- **DESCRIPTION OF THE TASK**: Your answer should hold every line of the records below that contains the string "dados".

** DATASET EXCERPTS follows **

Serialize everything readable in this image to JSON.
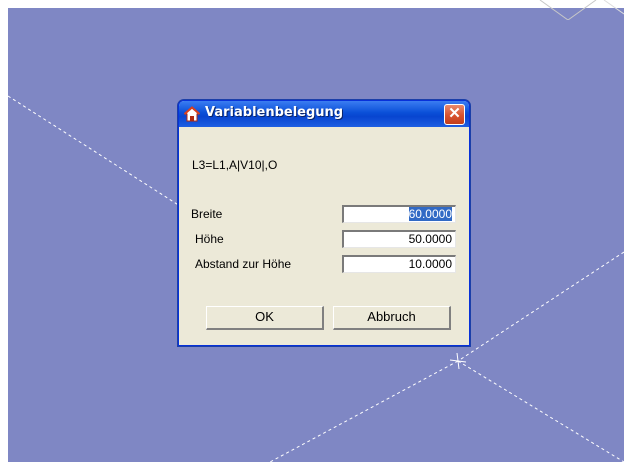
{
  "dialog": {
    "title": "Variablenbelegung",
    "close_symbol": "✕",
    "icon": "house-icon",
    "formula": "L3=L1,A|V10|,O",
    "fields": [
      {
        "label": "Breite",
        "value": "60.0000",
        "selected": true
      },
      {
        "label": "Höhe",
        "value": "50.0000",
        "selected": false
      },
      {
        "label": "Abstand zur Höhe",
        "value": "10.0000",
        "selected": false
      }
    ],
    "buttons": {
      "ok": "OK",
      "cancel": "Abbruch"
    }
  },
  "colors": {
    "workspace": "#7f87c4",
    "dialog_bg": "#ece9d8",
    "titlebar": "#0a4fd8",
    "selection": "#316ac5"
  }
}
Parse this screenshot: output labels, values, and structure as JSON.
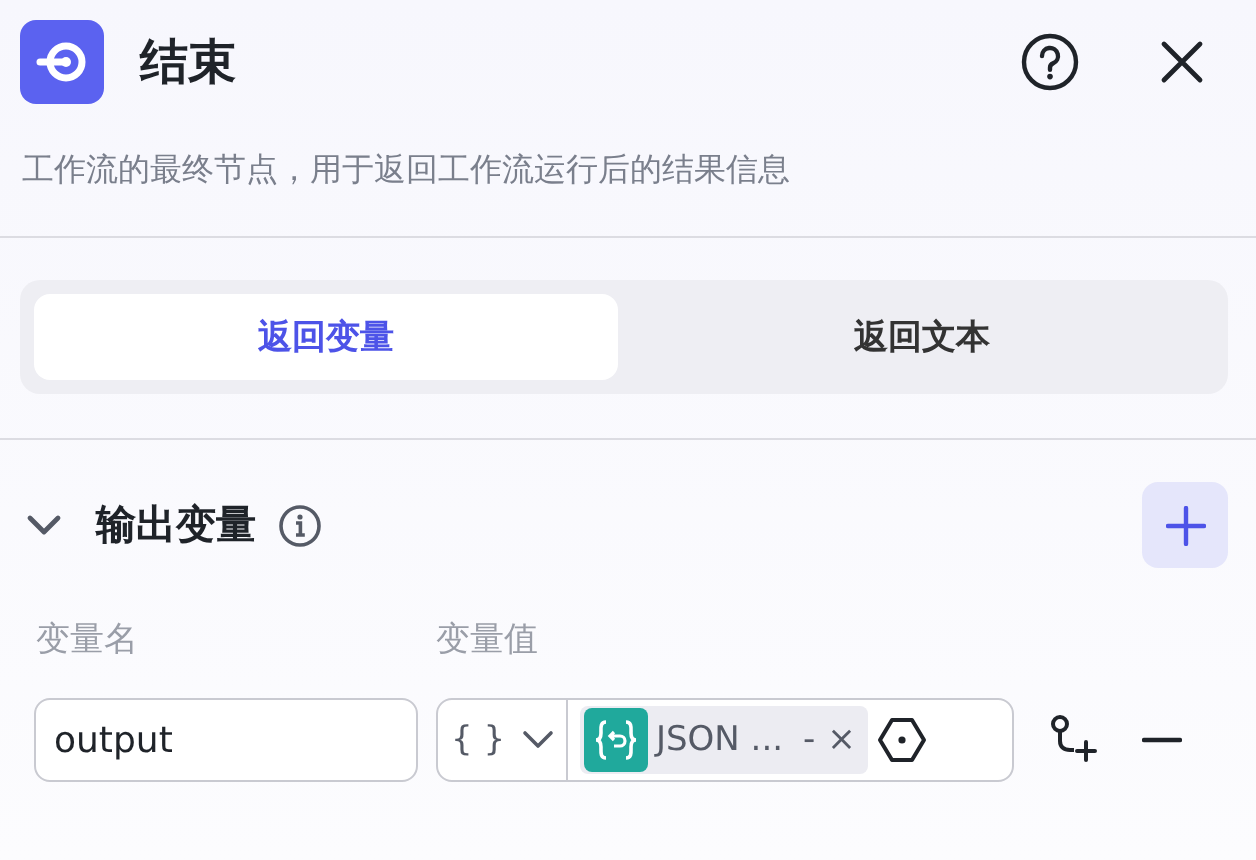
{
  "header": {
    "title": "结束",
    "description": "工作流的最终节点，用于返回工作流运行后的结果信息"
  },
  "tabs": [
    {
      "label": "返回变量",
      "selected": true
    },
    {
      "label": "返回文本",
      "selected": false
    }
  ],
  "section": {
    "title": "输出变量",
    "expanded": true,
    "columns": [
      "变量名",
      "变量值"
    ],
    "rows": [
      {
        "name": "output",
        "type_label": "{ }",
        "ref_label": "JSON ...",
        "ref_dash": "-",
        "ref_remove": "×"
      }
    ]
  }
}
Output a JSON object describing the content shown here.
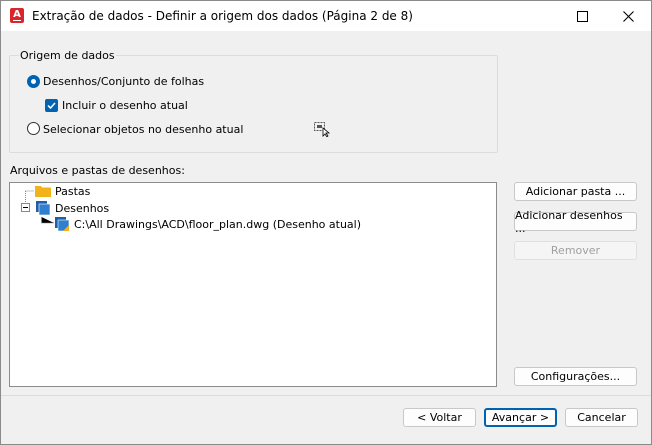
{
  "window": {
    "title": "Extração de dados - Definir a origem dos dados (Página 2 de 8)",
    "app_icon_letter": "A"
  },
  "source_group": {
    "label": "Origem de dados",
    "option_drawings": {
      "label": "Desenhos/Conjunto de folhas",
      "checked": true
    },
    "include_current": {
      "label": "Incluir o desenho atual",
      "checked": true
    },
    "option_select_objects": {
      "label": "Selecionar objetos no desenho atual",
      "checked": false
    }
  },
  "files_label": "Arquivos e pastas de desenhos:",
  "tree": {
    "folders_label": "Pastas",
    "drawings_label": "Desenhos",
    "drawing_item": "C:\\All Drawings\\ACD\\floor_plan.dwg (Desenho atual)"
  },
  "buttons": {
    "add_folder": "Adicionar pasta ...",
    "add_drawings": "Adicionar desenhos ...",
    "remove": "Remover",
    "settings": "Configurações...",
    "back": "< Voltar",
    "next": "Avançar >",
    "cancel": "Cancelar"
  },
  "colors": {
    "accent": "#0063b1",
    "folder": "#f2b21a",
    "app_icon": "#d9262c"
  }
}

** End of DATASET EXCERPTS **
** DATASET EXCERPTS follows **

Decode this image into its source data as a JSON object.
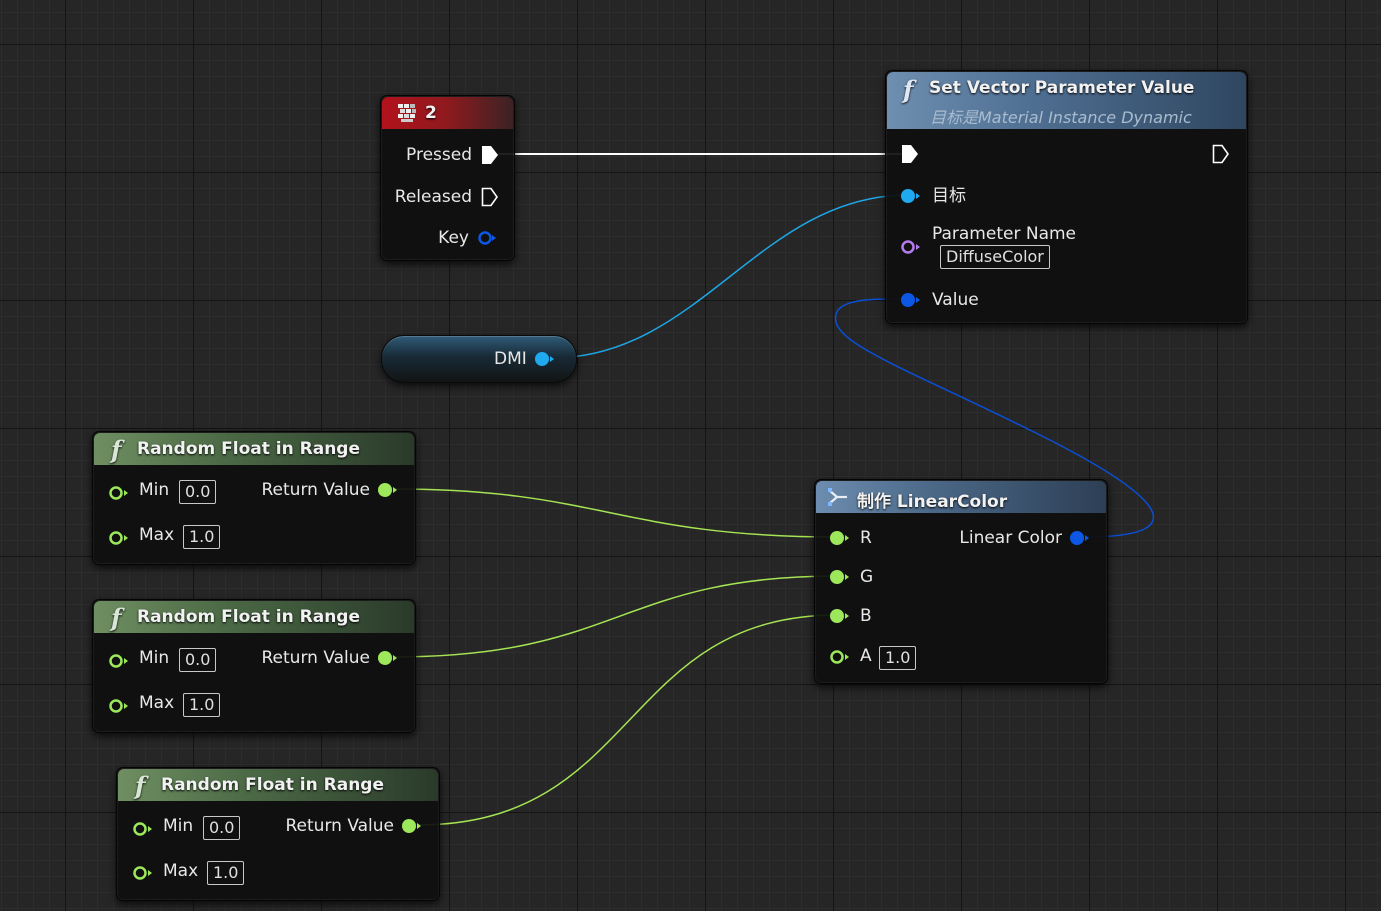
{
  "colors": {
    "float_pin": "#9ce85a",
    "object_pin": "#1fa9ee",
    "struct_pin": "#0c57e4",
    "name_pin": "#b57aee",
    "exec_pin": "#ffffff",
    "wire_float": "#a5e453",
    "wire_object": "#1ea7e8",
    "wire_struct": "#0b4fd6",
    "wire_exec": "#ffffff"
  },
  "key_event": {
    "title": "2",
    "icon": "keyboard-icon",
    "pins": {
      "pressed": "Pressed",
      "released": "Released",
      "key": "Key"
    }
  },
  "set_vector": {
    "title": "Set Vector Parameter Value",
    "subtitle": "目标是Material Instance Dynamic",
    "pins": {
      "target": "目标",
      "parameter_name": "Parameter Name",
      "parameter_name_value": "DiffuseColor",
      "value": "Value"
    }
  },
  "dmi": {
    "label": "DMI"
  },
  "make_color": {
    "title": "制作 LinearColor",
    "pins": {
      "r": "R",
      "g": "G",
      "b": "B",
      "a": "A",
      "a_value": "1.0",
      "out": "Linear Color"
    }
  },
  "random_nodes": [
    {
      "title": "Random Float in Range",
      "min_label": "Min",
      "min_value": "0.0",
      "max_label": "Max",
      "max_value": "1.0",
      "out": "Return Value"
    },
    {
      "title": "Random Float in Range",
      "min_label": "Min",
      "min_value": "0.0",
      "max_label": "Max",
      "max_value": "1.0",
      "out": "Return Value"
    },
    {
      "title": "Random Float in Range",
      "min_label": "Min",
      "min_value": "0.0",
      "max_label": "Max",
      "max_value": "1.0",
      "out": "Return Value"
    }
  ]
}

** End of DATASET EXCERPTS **

- **SOLUTION**:
    "title": "Extração de dados - Definir a origem dos dados (Página 2 de 8)",
    "label": "Origem de dados",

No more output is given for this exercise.